* [Dataset records]:
====================
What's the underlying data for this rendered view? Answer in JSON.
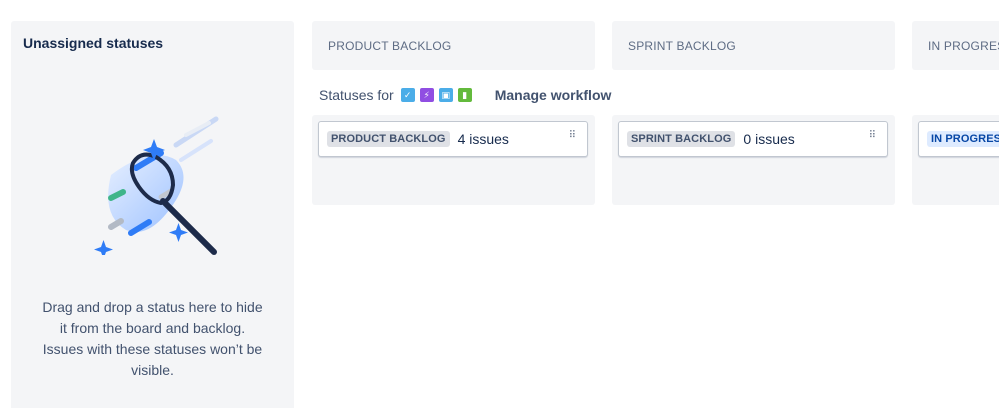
{
  "unassigned": {
    "title": "Unassigned statuses",
    "help_text": "Drag and drop a status here to hide it from the board and backlog. Issues with these statuses won’t be visible."
  },
  "columns": [
    {
      "header": "PRODUCT BACKLOG",
      "status_label": "PRODUCT BACKLOG",
      "issue_count": "4 issues",
      "status_color": "#dfe1e6"
    },
    {
      "header": "SPRINT BACKLOG",
      "status_label": "SPRINT BACKLOG",
      "issue_count": "0 issues",
      "status_color": "#dfe1e6"
    },
    {
      "header": "IN PROGRESS",
      "status_label": "IN PROGRESS",
      "issue_count": "",
      "status_color": "#deebff"
    }
  ],
  "statuses_for": {
    "label": "Statuses for",
    "issue_types": [
      {
        "icon": "task-icon",
        "color": "#4bade8"
      },
      {
        "icon": "epic-icon",
        "color": "#904ee2"
      },
      {
        "icon": "subtask-icon",
        "color": "#4bade8"
      },
      {
        "icon": "story-icon",
        "color": "#63ba3c"
      }
    ],
    "manage_label": "Manage workflow"
  }
}
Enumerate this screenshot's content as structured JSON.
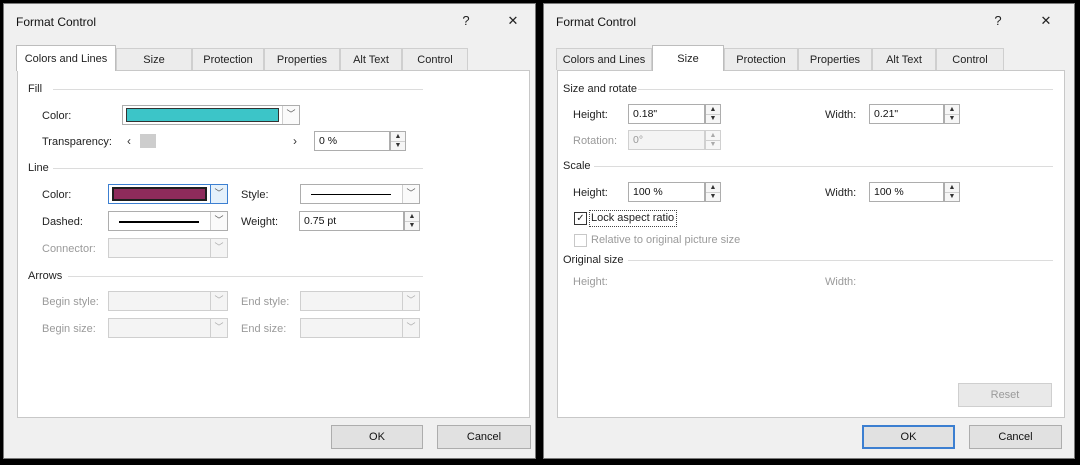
{
  "left": {
    "title": "Format Control",
    "help_glyph": "?",
    "close_glyph": "✕",
    "tabs": [
      "Colors and Lines",
      "Size",
      "Protection",
      "Properties",
      "Alt Text",
      "Control"
    ],
    "active_tab": "Colors and Lines",
    "fill": {
      "section": "Fill",
      "color_label": "Color:",
      "color_value": "#3cc5c8",
      "transparency_label": "Transparency:",
      "transparency_value": "0 %"
    },
    "line": {
      "section": "Line",
      "color_label": "Color:",
      "color_value": "#8e2b5b",
      "dashed_label": "Dashed:",
      "connector_label": "Connector:",
      "style_label": "Style:",
      "weight_label": "Weight:",
      "weight_value": "0.75 pt"
    },
    "arrows": {
      "section": "Arrows",
      "begin_style_label": "Begin style:",
      "begin_size_label": "Begin size:",
      "end_style_label": "End style:",
      "end_size_label": "End size:"
    },
    "ok_label": "OK",
    "cancel_label": "Cancel"
  },
  "right": {
    "title": "Format Control",
    "help_glyph": "?",
    "close_glyph": "✕",
    "tabs": [
      "Colors and Lines",
      "Size",
      "Protection",
      "Properties",
      "Alt Text",
      "Control"
    ],
    "active_tab": "Size",
    "size_rotate": {
      "section": "Size and rotate",
      "height_label": "Height:",
      "height_value": "0.18\"",
      "width_label": "Width:",
      "width_value": "0.21\"",
      "rotation_label": "Rotation:",
      "rotation_value": "0°"
    },
    "scale": {
      "section": "Scale",
      "height_label": "Height:",
      "height_value": "100 %",
      "width_label": "Width:",
      "width_value": "100 %",
      "lock_label": "Lock aspect ratio",
      "lock_checked": true,
      "relative_label": "Relative to original picture size",
      "relative_checked": false
    },
    "original": {
      "section": "Original size",
      "height_label": "Height:",
      "width_label": "Width:"
    },
    "reset_label": "Reset",
    "ok_label": "OK",
    "cancel_label": "Cancel"
  },
  "icons": {
    "dropdown": "﹀",
    "spin_up": "▲",
    "spin_down": "▼",
    "scroll_left": "‹",
    "scroll_right": "›",
    "check": "✓"
  }
}
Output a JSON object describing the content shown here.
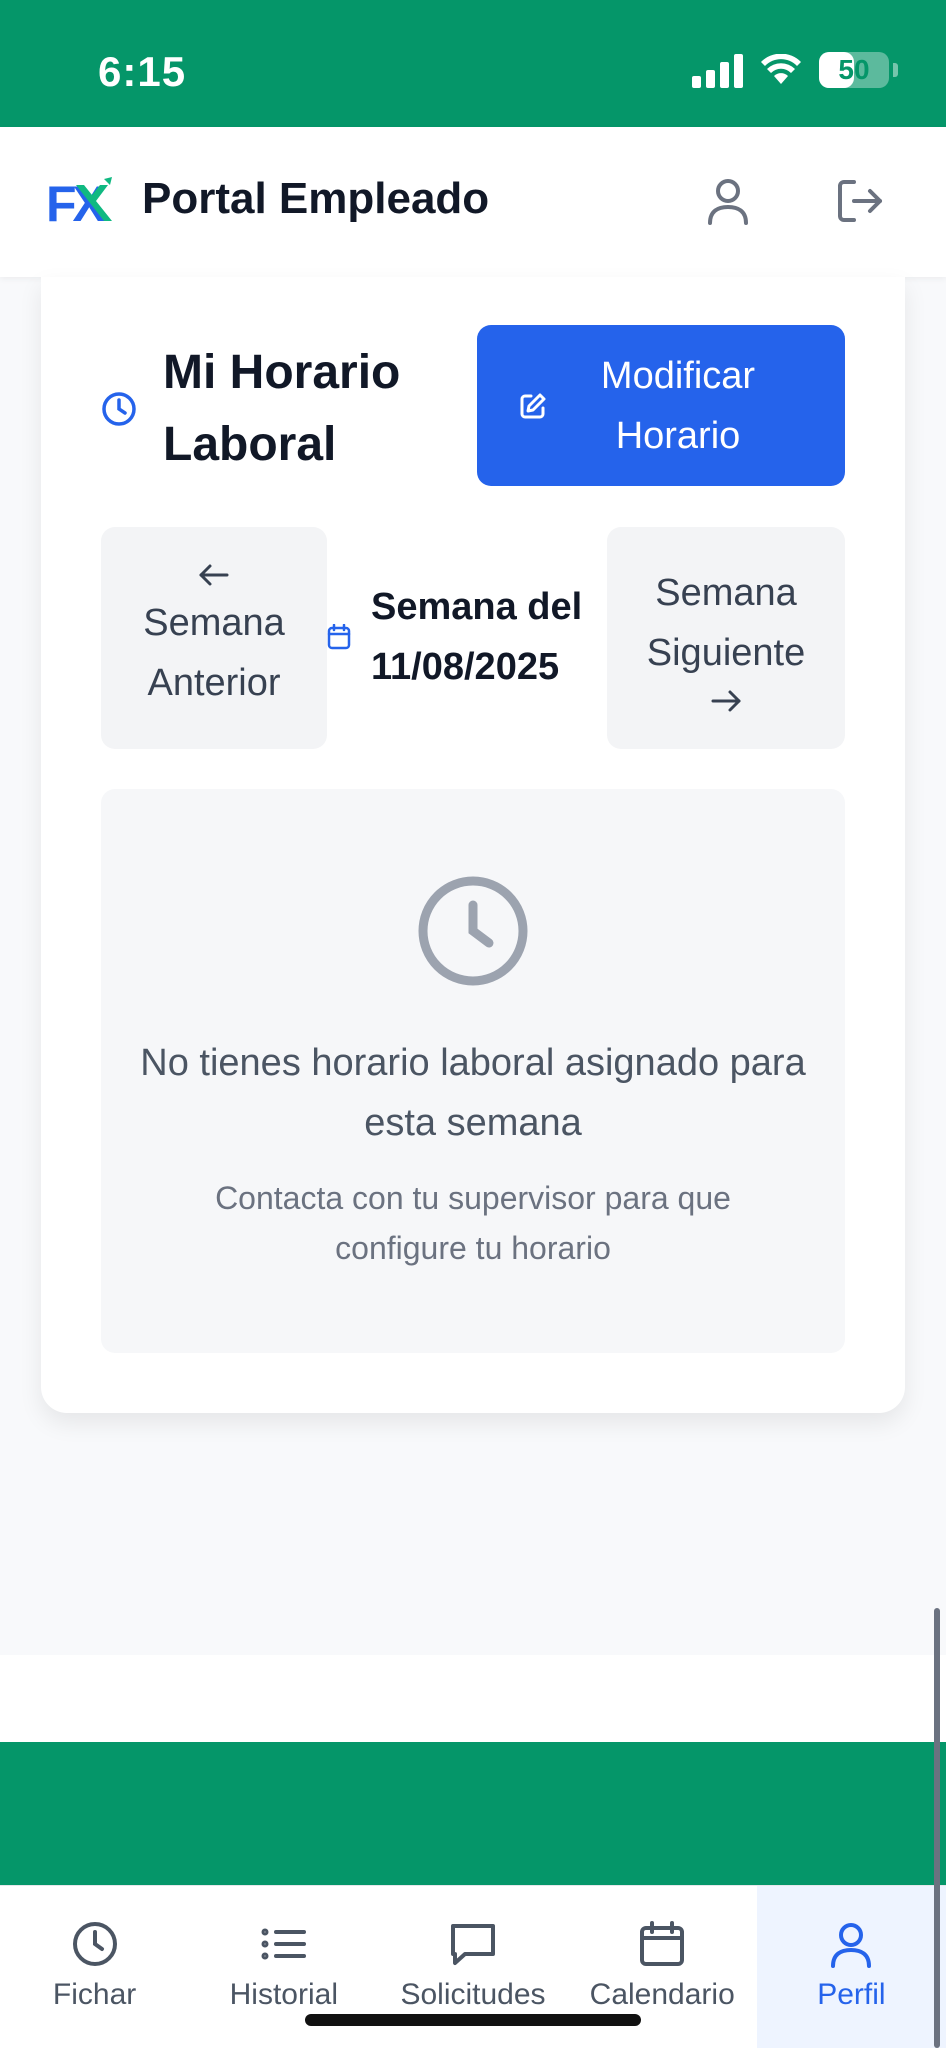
{
  "status": {
    "time": "6:15",
    "battery": "50",
    "battery_level": 0.5
  },
  "header": {
    "title": "Portal Empleado",
    "logo_text": "FX"
  },
  "card": {
    "title": "Mi Horario Laboral",
    "modify_label": "Modificar Horario",
    "prev_label": "Semana Anterior",
    "next_label": "Semana Siguiente",
    "week_label": "Semana del 11/08/2025"
  },
  "empty_state": {
    "title": "No tienes horario laboral asignado para esta semana",
    "subtitle": "Contacta con tu supervisor para que configure tu horario"
  },
  "tabs": [
    {
      "label": "Fichar",
      "icon": "clock-icon"
    },
    {
      "label": "Historial",
      "icon": "list-icon"
    },
    {
      "label": "Solicitudes",
      "icon": "message-icon"
    },
    {
      "label": "Calendario",
      "icon": "calendar-icon"
    },
    {
      "label": "Perfil",
      "icon": "user-icon",
      "active": true
    }
  ],
  "colors": {
    "primary": "#2563eb",
    "brand_green": "#059669"
  }
}
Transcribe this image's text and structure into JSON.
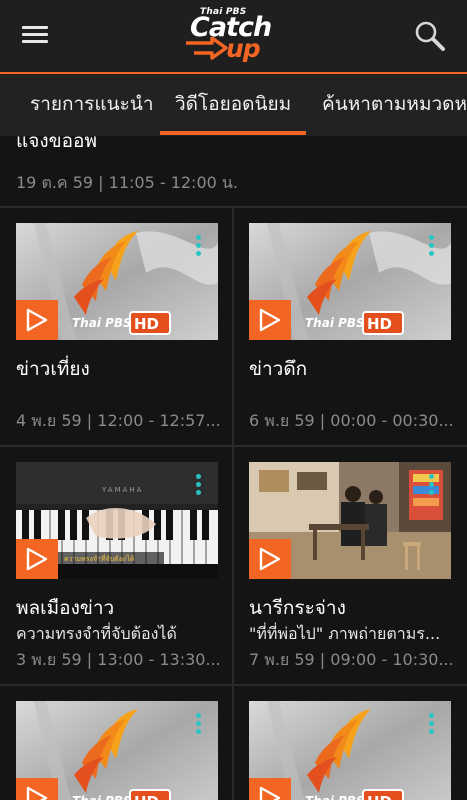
{
  "header": {
    "logo_small": "Thai PBS",
    "logo_main": "Catch",
    "logo_sub": "up",
    "accent_color": "#f26522",
    "menu_icon": "hamburger-menu-icon",
    "search_icon": "magnifier-search-icon"
  },
  "tabs": [
    {
      "label": "รายการแนะนำ"
    },
    {
      "label": "วิดีโอยอดนิยม"
    },
    {
      "label": "ค้นหาตามหมวดหมู่"
    }
  ],
  "partial_item": {
    "title": "แจงข้ออัพ",
    "meta": "19 ต.ค 59 | 11:05 - 12:00 น."
  },
  "videos": [
    {
      "title": "ข่าวเที่ยง",
      "subtitle": "",
      "meta": "4 พ.ย 59 | 12:00 - 12:57...",
      "thumb": "thaipbs-hd-logo"
    },
    {
      "title": "ข่าวดึก",
      "subtitle": "",
      "meta": "6 พ.ย 59 | 00:00 - 00:30...",
      "thumb": "thaipbs-hd-logo"
    },
    {
      "title": "พลเมืองข่าว",
      "subtitle": "ความทรงจำที่จับต้องได้",
      "meta": "3 พ.ย 59 | 13:00 - 13:30...",
      "thumb": "piano-keys",
      "thumb_caption": "ความทรงจำที่จับต้องได้"
    },
    {
      "title": "นารีกระจ่าง",
      "subtitle": "\"ที่ที่พ่อไป\" ภาพถ่ายตามร...",
      "meta": "7 พ.ย 59 | 09:00 - 10:30...",
      "thumb": "studio-set"
    },
    {
      "title": "",
      "subtitle": "",
      "meta": "",
      "thumb": "thaipbs-hd-logo"
    },
    {
      "title": "",
      "subtitle": "",
      "meta": "",
      "thumb": "thaipbs-hd-logo"
    }
  ],
  "thumb_brand": {
    "name": "Thai PBS",
    "badge": "HD"
  }
}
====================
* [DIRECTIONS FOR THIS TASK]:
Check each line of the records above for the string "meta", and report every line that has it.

* [RESPONSE BOX]:
    "meta": "19 ต.ค 59 | 11:05 - 12:00 น."
      "meta": "4 พ.ย 59 | 12:00 - 12:57...",
      "meta": "6 พ.ย 59 | 00:00 - 00:30...",
      "meta": "3 พ.ย 59 | 13:00 - 13:30...",
      "meta": "7 พ.ย 59 | 09:00 - 10:30...",
      "meta": "",
      "meta": "",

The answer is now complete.